Viola's Wood Satyr - Megisto cymela Butterfly ID - Megisto cymela - female Butterfly On Pioson Ivy - Megisto cymela possibly Megisto sp. - Megisto cymela - female Little Wood Satyr - Megisto cymela butterfly 1 - Megisto cymela satyr - Megisto cymela Megisto cymela
Show images of: caterpillars · adults · both
Kingdom Animalia (Animals)
Phylum Arthropoda (Arthropods)
Subphylum Hexapoda (Hexapods)
Class Insecta (Insects)
Order Lepidoptera (Butterflies and Moths)
Superfamily Papilionoidea (Butterflies and Skippers)
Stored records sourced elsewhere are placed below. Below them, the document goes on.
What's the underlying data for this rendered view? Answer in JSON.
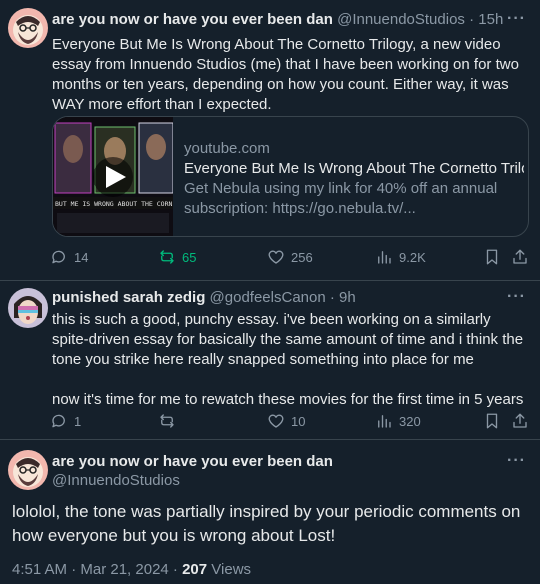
{
  "tweet1": {
    "display_name": "are you now or have you ever been dan",
    "handle": "@InnuendoStudios",
    "time": "15h",
    "text": "Everyone But Me Is Wrong About The Cornetto Trilogy, a new video essay from Innuendo Studios (me) that I have been working on for two months or ten years, depending on how you count. Either way, it was WAY more effort than I expected.",
    "card": {
      "domain": "youtube.com",
      "title": "Everyone But Me Is Wrong About The Cornetto Trilogy",
      "description": "Get Nebula using my link for 40% off an annual subscription: https://go.nebula.tv/...",
      "thumb_caption": "BUT ME IS WRONG ABOUT THE CORNET"
    },
    "replies": "14",
    "reposts": "65",
    "likes": "256",
    "views": "9.2K"
  },
  "tweet2": {
    "display_name": "punished sarah zedig",
    "handle": "@godfeelsCanon",
    "time": "9h",
    "text": "this is such a good, punchy essay. i've been working on a similarly spite-driven essay for basically the same amount of time and i think the tone you strike here really snapped something into place for me\n\nnow it's time for me to rewatch these movies for the first time in 5 years",
    "replies": "1",
    "reposts": "",
    "likes": "10",
    "views": "320"
  },
  "tweet3": {
    "display_name": "are you now or have you ever been dan",
    "handle": "@InnuendoStudios",
    "text": "lololol, the tone was partially inspired by your periodic comments on how everyone but you is wrong about Lost!",
    "timestamp": "4:51 AM · Mar 21, 2024 · ",
    "views_count": "207",
    "views_label": " Views"
  },
  "ui": {
    "more_glyph": "···",
    "dot": " · ",
    "repost_color": "#00ba7c",
    "muted_color": "#8b98a5"
  }
}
Family Nymphalidae (Brush-footed Butterflies)
Subfamily Satyrinae (Satyrs, Morphos and Owls)
Tribe Satyrini (Alpines, Arctics, Nymphs and Satyrs)
Genus Megisto
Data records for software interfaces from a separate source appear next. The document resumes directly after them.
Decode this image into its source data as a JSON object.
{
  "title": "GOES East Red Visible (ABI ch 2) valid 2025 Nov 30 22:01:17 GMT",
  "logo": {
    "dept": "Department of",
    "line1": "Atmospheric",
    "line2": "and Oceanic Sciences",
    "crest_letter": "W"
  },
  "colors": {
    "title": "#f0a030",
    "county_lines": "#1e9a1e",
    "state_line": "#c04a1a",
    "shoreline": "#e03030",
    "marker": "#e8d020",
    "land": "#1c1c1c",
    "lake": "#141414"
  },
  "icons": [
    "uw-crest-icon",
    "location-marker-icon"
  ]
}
Species cymela (Little Wood Satyr - Hodges#4578)
Hodges Number
Synonyms and other taxonomic changes
Megisto cymela (Cramer)
Orig. Comb: Papilio cymela Cramer 1777
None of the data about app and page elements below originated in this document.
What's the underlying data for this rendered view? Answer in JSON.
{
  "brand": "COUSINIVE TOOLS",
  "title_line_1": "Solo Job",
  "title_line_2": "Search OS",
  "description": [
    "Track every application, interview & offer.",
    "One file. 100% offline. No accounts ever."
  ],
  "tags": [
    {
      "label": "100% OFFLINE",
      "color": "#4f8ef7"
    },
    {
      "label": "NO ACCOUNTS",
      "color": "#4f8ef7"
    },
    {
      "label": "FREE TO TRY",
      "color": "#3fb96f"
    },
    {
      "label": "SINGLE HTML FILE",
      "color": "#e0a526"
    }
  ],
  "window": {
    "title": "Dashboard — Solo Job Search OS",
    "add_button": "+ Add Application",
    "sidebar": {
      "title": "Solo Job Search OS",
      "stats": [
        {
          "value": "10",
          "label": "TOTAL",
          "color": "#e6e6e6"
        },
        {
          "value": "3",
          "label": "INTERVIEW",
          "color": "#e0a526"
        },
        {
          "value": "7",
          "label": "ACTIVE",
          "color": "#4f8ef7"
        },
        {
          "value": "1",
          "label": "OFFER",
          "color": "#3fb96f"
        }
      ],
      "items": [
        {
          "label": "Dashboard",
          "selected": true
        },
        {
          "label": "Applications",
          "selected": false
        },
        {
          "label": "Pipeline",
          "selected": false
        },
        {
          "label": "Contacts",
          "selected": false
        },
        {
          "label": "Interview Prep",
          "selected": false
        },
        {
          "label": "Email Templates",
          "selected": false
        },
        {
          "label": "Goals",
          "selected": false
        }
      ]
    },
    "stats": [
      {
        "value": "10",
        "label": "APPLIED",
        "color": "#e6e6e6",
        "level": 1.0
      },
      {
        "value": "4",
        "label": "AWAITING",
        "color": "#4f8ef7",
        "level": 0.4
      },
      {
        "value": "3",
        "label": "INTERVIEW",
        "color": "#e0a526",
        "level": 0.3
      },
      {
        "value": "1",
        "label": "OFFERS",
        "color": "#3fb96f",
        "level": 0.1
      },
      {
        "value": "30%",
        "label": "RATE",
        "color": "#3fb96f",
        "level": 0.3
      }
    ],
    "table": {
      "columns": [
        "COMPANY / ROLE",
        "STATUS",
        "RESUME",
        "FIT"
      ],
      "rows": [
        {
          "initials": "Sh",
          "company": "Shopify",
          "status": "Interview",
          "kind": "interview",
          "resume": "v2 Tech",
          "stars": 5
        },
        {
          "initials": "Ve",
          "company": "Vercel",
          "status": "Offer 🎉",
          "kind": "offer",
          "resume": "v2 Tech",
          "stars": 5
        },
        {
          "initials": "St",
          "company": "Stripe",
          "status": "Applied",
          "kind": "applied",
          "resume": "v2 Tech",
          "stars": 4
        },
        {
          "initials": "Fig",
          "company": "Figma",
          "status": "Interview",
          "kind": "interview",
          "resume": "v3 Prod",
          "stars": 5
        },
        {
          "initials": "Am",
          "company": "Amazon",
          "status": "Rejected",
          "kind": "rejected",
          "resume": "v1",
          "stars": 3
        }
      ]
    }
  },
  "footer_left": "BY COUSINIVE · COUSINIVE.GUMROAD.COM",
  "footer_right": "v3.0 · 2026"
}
wingspan 29-48 mm
Adult: Upperside, has yellow-rimmed eyespots on each wing (usually two on each wing); on underside, forewing has at least two spots that are much larger than the other spots (which may be deformed or missing), and hindwing has at least two large dark eyespots and several smaller spots. Eyes are black, even in life.
Larva: body light greenish-brown with dark dorsal stripe and alternating brown and yellowish lateral stripes; surface covered with small bumps, each bearing a short reddish-brown hair; head dirty white, and "tails" light gray

Carolina Satyr - Hermeuptychia sosybius is not found north of New Jersey and southern Ohio; its upperside has no eyespots, and underside of forewing usually has one spot slightly larger than the other spots (not two or more large spots, as in Little Wood Satyr). Eyes are gray when still alive.
Red Satyr - Megisto rubricata is mostly found further west, but might be found flying with M. cymela in Kansas, Oklahoma, and especially in Texas. It typically has only one large eyespot on each wing above, a distinct reddish cast, and only one enlarged eyespot on lower side of front wing.
e NA to MT - Map (MPG)
near woods or shrubby areas
mostly May-July (MPG)
larvae feed on grasses, including Orchardgrass (Dactylis glomerata), Kentucky Bluegrass (Poa pratensis), and Centipede Grass (Eremochloa ophiuroides)
adults occasionally feed on sap or on flower nectar, but are usually seen resting on leaves
Life Cycle
one generation per year in Canada; two or three farther south; eggs are laid singly on grass blades; overwinters as a fourth-instar larva
common to abundant